Chronic pain is defined as pain that does not go away as expected after an illness or injury. Whereas acute pain is a normal sensation that alerts us to possible injury, chronic pain is different and may persist for months or longer. Individuals with chronic pain may report feeling discomfort, soreness, tightness, or stiffness, and experience pain as shooting, burning, or aching. Chronic pain can lead to other problems, such as fatigue, which can cause a loss of motivation. Sleeping problems are commonplace followed by withdrawal from activities due to an increased need to rest. Irritability, depression, and anxiety are also typical symptoms of chronic pain.

How common is chronic pain?1

Chronic pain is a considerable problem in the United States as it experienced by approximately one third of the adult population. Prevalence is considered higher for females than for males.

What is CBT for chronic pain like?

For all disorders, the CBT therapist starts by educating clients about their diagnosis and about CBT, helps clients set goals, and teaches clients essential thinking and behavioral skills. When working with clients with chronic pain, the CBT therapist not only puts special emphasis on identifying and modifying maladaptive behaviors that have a role in maintaining pain, but they also work on identifying and increasing adaptive behaviors. Individuals are also helped to identify and correct maladaptive thoughts and beliefs, and increase self-efficacy for managing pain.
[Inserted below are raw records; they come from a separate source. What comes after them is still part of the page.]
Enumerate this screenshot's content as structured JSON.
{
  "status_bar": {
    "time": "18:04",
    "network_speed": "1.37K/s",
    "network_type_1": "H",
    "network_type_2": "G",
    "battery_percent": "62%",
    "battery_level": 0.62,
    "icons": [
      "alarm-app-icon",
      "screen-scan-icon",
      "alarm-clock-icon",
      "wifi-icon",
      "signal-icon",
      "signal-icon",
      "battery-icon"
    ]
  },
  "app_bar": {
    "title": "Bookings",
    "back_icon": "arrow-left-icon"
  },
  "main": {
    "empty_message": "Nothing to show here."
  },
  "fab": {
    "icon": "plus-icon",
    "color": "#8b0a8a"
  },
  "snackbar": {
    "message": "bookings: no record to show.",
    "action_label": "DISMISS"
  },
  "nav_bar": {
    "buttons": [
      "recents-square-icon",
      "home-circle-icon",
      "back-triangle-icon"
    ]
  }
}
Additionally, many individuals with chronic pain have depression, anxiety, and sleep disorders, and CBT is also used to treat these conditions.

1Johannes, C. B., Le, T. K., Zhou, X., Johnston, J. A., & Dworkin, R. H. (2010). The prevalence of chronic pain in United States adults: results of an Internet-based survey. The Journal of Pain11(11), 1230-1239.doi: 10.1016/j.jpain.2010.07.002